That is not to say Bannister should not be taking someone's rotation spot, but just not Aaron Heilman's. Despite the fact the Mets have some questions in their bullpen and did not have a chance to learn their new guys, they trusted their decisions to get them and give up some talent and now it is time to back them. Juan Padilla (who is just one guy in case anyone forgot) should not be the reason Heilman heads back to the pen. Heilman should be the reason Heilman heads back to the pen if he cannot handle it and would better be served as a reliever. It is too soon for that and he deserves the right to fail at this point. Juan Padilla going down should not affect that.
And when asked if he could ever be 100 percent again, Martinez just shook his head.
"I have no idea, but I'm not expecting it to be," he said, but added, "Once I get into the heat of a game -- erase -- I'm going to blank it out."
"I don't know what happened," Venezuela Manager Luis Sojo said. "It was a good pitch, right down the middle. He didn't catch it."
I wonder if Ramon Hernandez will be able to get off a plane in Venezuela without fearing for his life. At least the WBC is creating goodwill between countries.
Hugo Chávez, Venezuela's president, was wrong about the Dominicans. After they battered Venezuela, 11-5, in the first round, Chávez said: "The Dominicans were lucky. We will eat them alive in the rematch."
You have to love heads of state getting in on a little trash talking. Maybe you should worry about crime and kidnapping?
"He's one of those guys who makes you feel like you're out there facing a Maddux in his old days when he's throwing a little harder," Floyd said. "It's like if he gets down in the strike zone, it's like he can throw a strike with his eyes closed."
Cliff Floyd drove in four, including a three-run homer in a nine-run fourth, and David Wright ripped a two-run single and a solo homer. ... Lastings Milledge made two highlight-reel catches in center field and Kaz Matsui added a bases-loaded single. ... Lefty reliever Matt Perisho gave up three runs on three hits in the fifth. ... IF Chris Woodward (flu) returned to the lineup.
Milledge was partial to the catches.

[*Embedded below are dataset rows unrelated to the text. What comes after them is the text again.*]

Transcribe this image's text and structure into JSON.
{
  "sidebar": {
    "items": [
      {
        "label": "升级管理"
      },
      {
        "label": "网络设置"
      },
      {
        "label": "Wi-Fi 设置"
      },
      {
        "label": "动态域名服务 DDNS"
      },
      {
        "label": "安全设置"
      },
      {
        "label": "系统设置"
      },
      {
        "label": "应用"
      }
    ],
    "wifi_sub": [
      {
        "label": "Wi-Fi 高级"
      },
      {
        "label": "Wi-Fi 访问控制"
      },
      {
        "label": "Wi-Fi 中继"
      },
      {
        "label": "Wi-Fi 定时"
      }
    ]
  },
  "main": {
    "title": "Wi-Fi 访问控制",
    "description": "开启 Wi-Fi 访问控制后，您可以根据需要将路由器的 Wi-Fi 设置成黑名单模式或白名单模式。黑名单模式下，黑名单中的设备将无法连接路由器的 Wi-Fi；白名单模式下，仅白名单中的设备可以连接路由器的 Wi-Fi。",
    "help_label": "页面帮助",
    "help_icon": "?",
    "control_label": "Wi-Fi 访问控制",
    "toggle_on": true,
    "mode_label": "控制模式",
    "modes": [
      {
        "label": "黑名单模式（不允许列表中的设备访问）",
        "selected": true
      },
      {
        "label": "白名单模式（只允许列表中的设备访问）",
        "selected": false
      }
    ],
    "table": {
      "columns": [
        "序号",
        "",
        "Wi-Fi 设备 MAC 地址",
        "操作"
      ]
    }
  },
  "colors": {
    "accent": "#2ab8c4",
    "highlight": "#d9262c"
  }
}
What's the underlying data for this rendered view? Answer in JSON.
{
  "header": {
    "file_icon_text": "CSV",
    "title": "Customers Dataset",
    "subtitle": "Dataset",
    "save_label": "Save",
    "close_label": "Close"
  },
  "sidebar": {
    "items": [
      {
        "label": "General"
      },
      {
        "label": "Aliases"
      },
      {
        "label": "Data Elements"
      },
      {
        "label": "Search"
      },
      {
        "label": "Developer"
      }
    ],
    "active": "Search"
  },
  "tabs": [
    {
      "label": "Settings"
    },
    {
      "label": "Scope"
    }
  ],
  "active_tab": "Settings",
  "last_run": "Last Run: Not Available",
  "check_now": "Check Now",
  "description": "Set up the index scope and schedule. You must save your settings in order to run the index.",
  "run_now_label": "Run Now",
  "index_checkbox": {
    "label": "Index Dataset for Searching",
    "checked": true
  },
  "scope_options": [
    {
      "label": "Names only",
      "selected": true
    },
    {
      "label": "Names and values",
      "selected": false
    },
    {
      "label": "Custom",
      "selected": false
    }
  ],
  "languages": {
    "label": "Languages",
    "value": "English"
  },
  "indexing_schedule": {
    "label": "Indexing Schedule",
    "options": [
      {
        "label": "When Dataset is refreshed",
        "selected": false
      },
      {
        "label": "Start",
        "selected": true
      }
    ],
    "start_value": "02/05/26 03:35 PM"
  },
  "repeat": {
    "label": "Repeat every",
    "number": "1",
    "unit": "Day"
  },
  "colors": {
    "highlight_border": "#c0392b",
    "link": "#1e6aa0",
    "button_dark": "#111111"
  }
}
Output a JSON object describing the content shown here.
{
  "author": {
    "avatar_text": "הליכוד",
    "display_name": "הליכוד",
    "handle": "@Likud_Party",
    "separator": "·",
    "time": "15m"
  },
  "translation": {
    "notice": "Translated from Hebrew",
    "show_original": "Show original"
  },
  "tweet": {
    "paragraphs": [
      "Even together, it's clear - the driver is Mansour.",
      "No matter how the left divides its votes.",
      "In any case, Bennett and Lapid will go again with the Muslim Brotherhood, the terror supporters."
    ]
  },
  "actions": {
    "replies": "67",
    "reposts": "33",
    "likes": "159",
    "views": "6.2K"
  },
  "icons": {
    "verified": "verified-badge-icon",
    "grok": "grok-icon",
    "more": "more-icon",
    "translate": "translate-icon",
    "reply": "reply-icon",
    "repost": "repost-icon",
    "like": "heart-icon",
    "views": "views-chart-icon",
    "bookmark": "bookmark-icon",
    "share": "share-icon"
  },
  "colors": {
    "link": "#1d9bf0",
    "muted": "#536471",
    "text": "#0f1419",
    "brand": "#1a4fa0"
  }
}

Milledge, who is batting .286 and is destined for Triple-A Norfolk, said he enjoyed the catch more than the hit. "You don't have a lot of opportunities to make good plays in the outfield," he said. "Hits come and go. But the catch helps that bond you have with the pitcher, when he knows you're going all out for him."
If Japan beats South Korea and the United States defeats Mexico, they will be tied with South Korea at 2-1. In the tie-breaker system, involving runs allowed divided by number of innings played, the United States could be eliminated depending on the number of runs in the Japan-South Korea game. The United States faced the same predicament in the first round and survived.
Team USA manager Buck Martinez said yesterday that "Damon's been conservative with his throwing the whole time here. He hasn't thrown much. We haven't done anything here that's affected Johnny Damon."
But Damon apparently told his friend Jason Giambi that Team USA was "trying to speed them along" in drills to get into game form, Giambi said yesterday.
Carlos Pena's future as a Detroit Tigers first baseman is no more, or less, certain this week than it was when spring training convened a month ago.
Various reports have suggested Pena will be released Thursday, the final day players under contract for 2006 can be jettisoned for one-sixth of the salary owed them -- in Pena's case about $470,000 of the $2.8 million he has coming for 2006.